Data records
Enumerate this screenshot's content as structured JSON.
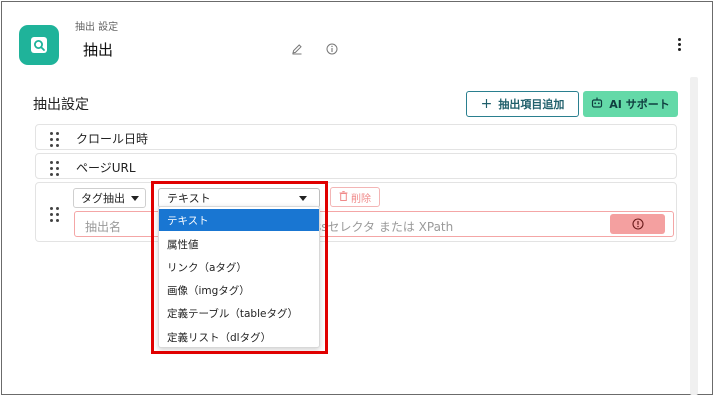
{
  "header": {
    "breadcrumb": "抽出 設定",
    "title": "抽出"
  },
  "section": {
    "title": "抽出設定",
    "add_button": "抽出項目追加",
    "ai_button": "AI サポート"
  },
  "items": [
    {
      "label": "クロール日時"
    },
    {
      "label": "ページURL"
    }
  ],
  "editor": {
    "tag_select": "タグ抽出",
    "type_select": "テキスト",
    "delete_button": "削除",
    "name_placeholder": "抽出名",
    "selector_placeholder": "ssセレクタ または XPath"
  },
  "dropdown": {
    "options": [
      "テキスト",
      "属性値",
      "リンク（aタグ）",
      "画像（imgタグ）",
      "定義テーブル（tableタグ）",
      "定義リスト（dlタグ）"
    ],
    "selected": "テキスト"
  },
  "colors": {
    "brand": "#1fb39a",
    "ai_button": "#64d9a8",
    "highlight": "#e00000",
    "selected_option": "#1976d2",
    "error": "#f4a0a0"
  }
}
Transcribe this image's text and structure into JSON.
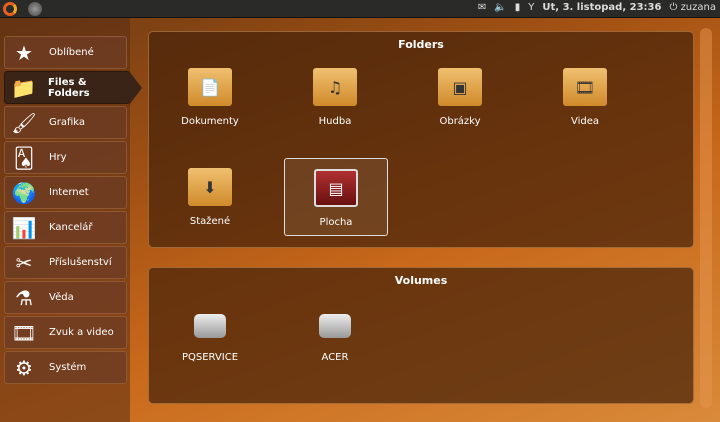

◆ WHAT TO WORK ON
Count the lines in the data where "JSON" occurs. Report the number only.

◆ RESPONSE TO THE TASK
2